Findings reveal that during the early stages of team development, a leader with an entrepreneurial approach directed student’s team behavior proactively. Analysis showed that lower level of task conflict strengthened the impact of leadership on team cohesion. It was also found that during the pre-final stages, students demonstrated knowledge-sharing behavior once they were characterized by team cohesion.

Research limitations/implications

Data were collected from student teams, which may not generalize to organizational teams.

Social implications

This research presents first of the few empirical studies investigating the above-mentioned interrelationships and provides insights on the order of events that contribute to perceived team performance. An attempt was also made to extend the group theories by exploring the effects of leadership on task conflict.

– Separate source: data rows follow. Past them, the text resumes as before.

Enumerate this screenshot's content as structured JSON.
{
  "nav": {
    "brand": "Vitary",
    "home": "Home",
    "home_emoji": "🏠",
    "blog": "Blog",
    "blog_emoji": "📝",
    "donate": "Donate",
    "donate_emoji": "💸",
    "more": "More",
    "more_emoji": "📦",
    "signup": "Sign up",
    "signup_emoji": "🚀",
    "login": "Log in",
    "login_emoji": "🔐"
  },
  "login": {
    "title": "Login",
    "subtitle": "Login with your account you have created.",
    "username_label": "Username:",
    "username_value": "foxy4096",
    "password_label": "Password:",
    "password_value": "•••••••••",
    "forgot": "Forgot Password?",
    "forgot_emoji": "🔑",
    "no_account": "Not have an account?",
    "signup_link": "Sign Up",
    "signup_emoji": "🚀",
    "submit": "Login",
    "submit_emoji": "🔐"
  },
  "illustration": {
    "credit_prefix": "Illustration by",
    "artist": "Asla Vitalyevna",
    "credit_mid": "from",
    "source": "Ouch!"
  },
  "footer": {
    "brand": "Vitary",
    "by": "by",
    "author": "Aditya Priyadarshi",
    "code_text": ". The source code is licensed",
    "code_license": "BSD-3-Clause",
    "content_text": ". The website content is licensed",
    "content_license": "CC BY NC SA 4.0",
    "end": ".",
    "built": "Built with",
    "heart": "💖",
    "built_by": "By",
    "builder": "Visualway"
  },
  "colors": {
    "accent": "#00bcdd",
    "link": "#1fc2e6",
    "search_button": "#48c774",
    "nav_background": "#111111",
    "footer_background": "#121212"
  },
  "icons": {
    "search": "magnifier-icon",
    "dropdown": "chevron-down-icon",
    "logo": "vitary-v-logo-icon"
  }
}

Originality/value

Showcasing the dynamics of student’s team behavior during the different stages of team development, this study highlights the importance of teamwork to students and provides useful insights to course facilitators and teachers. In light of the results, educators should take account of team dynamics when designing effective teaching methods and incentives.

Details

Education + Training, vol. 60 no. 7/8
Type: Research Article
ISSN: 0040-0912

Keywords

To view the access options for this content please click here
Article
Publication date: 9 May 2016

Christopher E. Whelpley and Michael A. McDaniel

Consistency theory and ego-defense theory have been used to examine the relationship between counterproductive work behavior (CWB) and self-esteem; however, these two…

Abstract

Purpose

Consistency theory and ego-defense theory have been used to examine the relationship between counterproductive work behavior (CWB) and self-esteem; however, these two theoretical approaches pose different directions for the expected relation. In line with this, previous research concerning the relationship between self-esteem and CWB has found inconsistent empirical results. The purpose of this paper is to summarize the relation between self-esteem and counterproductive behavior at work and draw conclusions about the merit of the competing theories. This study also examines the type of self-esteem as a potential moderator to this relationship.

Design/methodology/approach

The authors performed a psychometric meta-analysis of the relation between self-esteem and CWB using 21 correlations with a total n of 5,135.

Findings

The estimated population correlation was −0.26. The moderator analyses showed that global self-esteem had a stronger relation with CWB than organization-based self-esteem.

Practical implications

The relation between self-esteem and counterproductive behavior at work is important to organizations for two reasons. First, CWBs are very costly at all levels of the organization. Second, organizations and managers have some control over the level of their employee’s self-esteem.

Originality/value

Previous research has used both consistency theory and ego-defense theory to make predictions concerning the self-esteem and CWB relationship. This paper provides support for examining this relation using consistency theory due to the negative correlation the authors found between CWB and self-esteem.

Details

Journal of Managerial Psychology, vol. 31 no. 4
Type: Research Article
ISSN: 0268-3946

Keywords

1 – 10 of 12